When an option is first listed, there are no open contracts. If Trader A opens a long position in a newly listed option by buying a one-lot, or one contract, from Trader B, who by selling is also opening a position, a contract is created. One contract traded, so the volume is one. Since both parties opened a position and one contract was created, the open interest in this particular option is one contract as well. If later that day, Trader B closes his short position by buying one contract from Trader C, who had no position to start with, the volume is now two contracts for that day, but open interest is still one. Only one contract exists; it was traded twice. If the next day, Trader C buys her contract back from Trader A, that day’s volume is one and the open interest is now zero.
Price, Volume & Open Interest Analysis
Finding Supports and Resistances: Data Reading
Option Chain Data For Powergrid on 15/10/2020. Powergrid price at the time of writing was at 156.
The first step is to find the strike where most of the open interest positioning is, In the above case, it can be noticed for Calls, maximum option writing is at 170 strike followed by 165 strike. Similarly, for Puts, maximum option writing is at 150 strike followed by 155 strike. This implies that at the above strikes, many professional traders have written Call & Put options, and thusly, these levels become very pivotal.
Observe that huge open interest is usually built at strikes that are OTM. As OTM Calls have strikes that are above the underlying price, the strike price of OTM Calls often acts as resistance for the underlying price (marked in red). Similarly, as OTM Puts have strikes that are below the underlying price, the strike price of OTM Puts often acts as a support for the underlying price (marked in blue).
As 170 Call and 150 Put have maximum OI, these are the strongest resistance and support. This data can be interpreted as market participants expect Powergrid to move in a range of 150 and 170 for the current expiry. However, keep in mind that with time, this can change.

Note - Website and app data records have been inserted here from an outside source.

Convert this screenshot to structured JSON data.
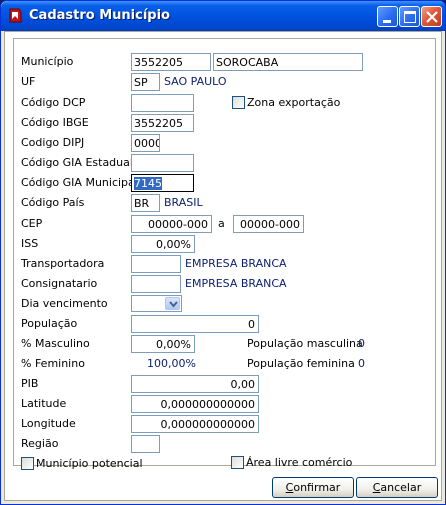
{
  "window": {
    "title": "Cadastro Município",
    "icon": "app-red-icon",
    "controls": [
      "minimize-icon",
      "maximize-icon",
      "close-icon"
    ]
  },
  "form": {
    "municipio": {
      "label": "Município",
      "codigo": "3552205",
      "nome": "SOROCABA"
    },
    "uf": {
      "label": "UF",
      "sigla": "SP",
      "nome": "SAO PAULO"
    },
    "codigo_dcp": {
      "label": "Código DCP",
      "value": ""
    },
    "zona_exportacao": {
      "label": "Zona exportação",
      "checked": false
    },
    "codigo_ibge": {
      "label": "Código IBGE",
      "value": "3552205"
    },
    "codigo_dipj": {
      "label": "Codigo DIPJ",
      "value": "0000"
    },
    "codigo_gia_estadual": {
      "label": "Código GIA Estadual",
      "value": ""
    },
    "codigo_gia_municipal": {
      "label": "Código GIA Municipal",
      "value": "7145"
    },
    "codigo_pais": {
      "label": "Código País",
      "sigla": "BR",
      "nome": "BRASIL"
    },
    "cep": {
      "label": "CEP",
      "from": "00000-000",
      "separator": "a",
      "to": "00000-000"
    },
    "iss": {
      "label": "ISS",
      "value": "0,00%"
    },
    "transportadora": {
      "label": "Transportadora",
      "codigo": "",
      "nome": "EMPRESA BRANCA"
    },
    "consignatario": {
      "label": "Consignatario",
      "codigo": "",
      "nome": "EMPRESA BRANCA"
    },
    "dia_vencimento": {
      "label": "Dia vencimento",
      "value": ""
    },
    "populacao": {
      "label": "População",
      "value": "0"
    },
    "pct_masculino": {
      "label": "% Masculino",
      "value": "0,00%"
    },
    "populacao_masculina": {
      "label": "População masculina",
      "value": "0"
    },
    "pct_feminino": {
      "label": "% Feminino",
      "value": "100,00%"
    },
    "populacao_feminina": {
      "label": "População feminina",
      "value": "0"
    },
    "pib": {
      "label": "PIB",
      "value": "0,00"
    },
    "latitude": {
      "label": "Latitude",
      "value": "0,000000000000"
    },
    "longitude": {
      "label": "Longitude",
      "value": "0,000000000000"
    },
    "regiao": {
      "label": "Região",
      "value": ""
    },
    "municipio_potencial": {
      "label": "Município potencial",
      "checked": false
    },
    "area_livre_comercio": {
      "label": "Área livre comércio",
      "checked": false
    }
  },
  "buttons": {
    "confirmar": {
      "label_prefix": "",
      "label_key": "C",
      "label_rest": "onfirmar"
    },
    "cancelar": {
      "label_prefix": "",
      "label_key": "C",
      "label_rest": "ancelar"
    }
  }
}
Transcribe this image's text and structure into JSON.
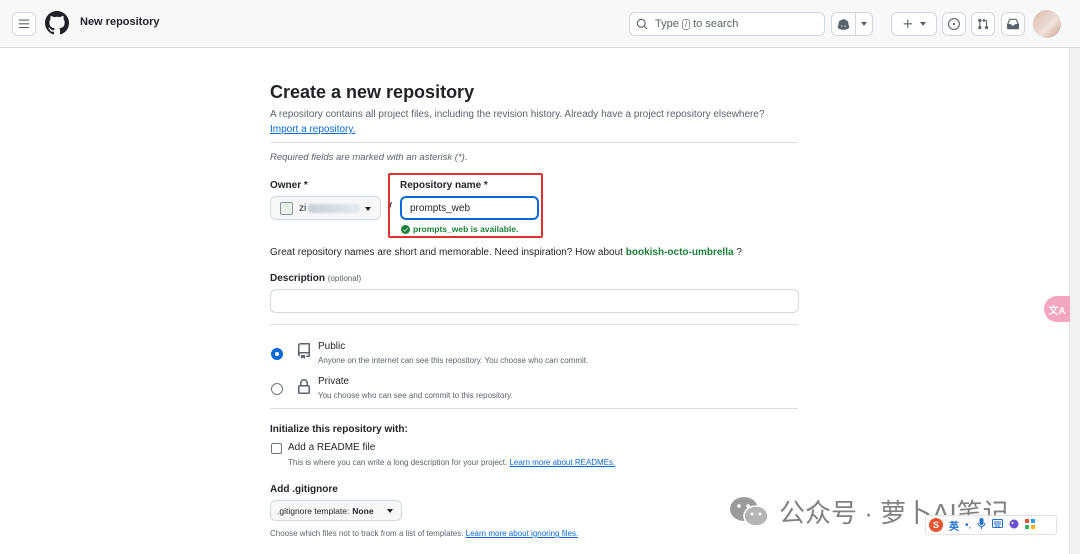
{
  "header": {
    "breadcrumb": "New repository",
    "search": {
      "prefix": "Type",
      "key": "/",
      "suffix": "to search"
    }
  },
  "page": {
    "title": "Create a new repository",
    "intro": "A repository contains all project files, including the revision history. Already have a project repository elsewhere?",
    "import_link": "Import a repository.",
    "required_note": "Required fields are marked with an asterisk (*).",
    "owner_label": "Owner *",
    "owner_value_visible": "zi",
    "separator": "/",
    "repo_name_label": "Repository name *",
    "repo_name_value": "prompts_web",
    "availability": "prompts_web is available.",
    "inspiration_text": "Great repository names are short and memorable. Need inspiration? How about",
    "suggestion": "bookish-octo-umbrella",
    "suggestion_tail": "?",
    "description_label": "Description",
    "description_optional": "(optional)",
    "visibility": {
      "selected": "Public",
      "public_title": "Public",
      "public_desc": "Anyone on the internet can see this repository. You choose who can commit.",
      "private_title": "Private",
      "private_desc": "You choose who can see and commit to this repository."
    },
    "init_heading": "Initialize this repository with:",
    "readme_label": "Add a README file",
    "readme_checked": false,
    "readme_desc": "This is where you can write a long description for your project.",
    "readme_link": "Learn more about READMEs.",
    "gitignore_heading": "Add .gitignore",
    "gitignore_prefix": ".gitignore template:",
    "gitignore_value": "None",
    "gitignore_desc": "Choose which files not to track from a list of templates.",
    "gitignore_link": "Learn more about ignoring files."
  },
  "overlays": {
    "translate_fab": "文A",
    "watermark": "公众号 · 萝卜AI笔记",
    "ime_lang": "英",
    "ime_brand": "S"
  },
  "colors": {
    "accent": "#0969da",
    "success": "#1a7f37",
    "highlight_box": "#e03131",
    "header_bg": "#f6f8fa"
  }
}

What happens when one of these levels is breached. Well, let’s take the case of immediate support and resistance - 155 and 165. If the underlying goes below 155, Put writers (Put writers are bullish) could start unwinding their positions as their profitability would start reducing. This unwinding of bullish positions could cause the underlying price to head lower towards the next support of 150. If this Put unwinding is also accompanied by Call writing at higher levels, this is an even more bearish signal. On the other hand, if the underlying moves above 165, Call writers (Call writers are bearish) could start unwinding their positions. This unwinding of bearish positions could cause the underlying price to head higher towards the next resistance of 170. If this Call unwinding is also accompanied by Put writing at lower levels, this is an even more bullish signal.
Using Option Chain to identify shifts in the Trend of the underlying
Other than utilizing Option Chain to identify regions of Support and Resistance, it can likewise be utilized to discover the implications of movements in Support and Resistance, as and when they happen. The direction in which support and resistance are moving tells a lot about the overall direction of the underlying instrument. To do this, one must screen the changes in OI tab for both Calls and Puts. Keep in mind that the entire Option Chain must be monitored and not just the options that are OTM.
If both Call and Put option writers are reducing their positioning in lower-priced strikes and are increasing their positioning in higher-priced strikes, it means supports and resistances are both shifting higher. This is an indication that the trend of the underlying is strengthening. On the other hand, if both Call and Put option writers are reducing their positioning in higher-priced strikes and are increasing their positioning in lower-priced strikes, it means supports and resistances are both shifting lower. This is an indication that the trend of the underlying is weakening. On the other side, supports moving higher and resistances moving lower, or the other way around shows uncertainty about the trend of the script.
Note: Option Chain Analysis is not a substitute for other forms of analysis, such as Fundamental and Technical analysis. Instead, it must be used to complement the other forms of analysis, especially when building positions in options. Taking trading decisions just based on observations made from the Option Chain data can be quite risky.
Source: Trading option greek by Dan Passarelli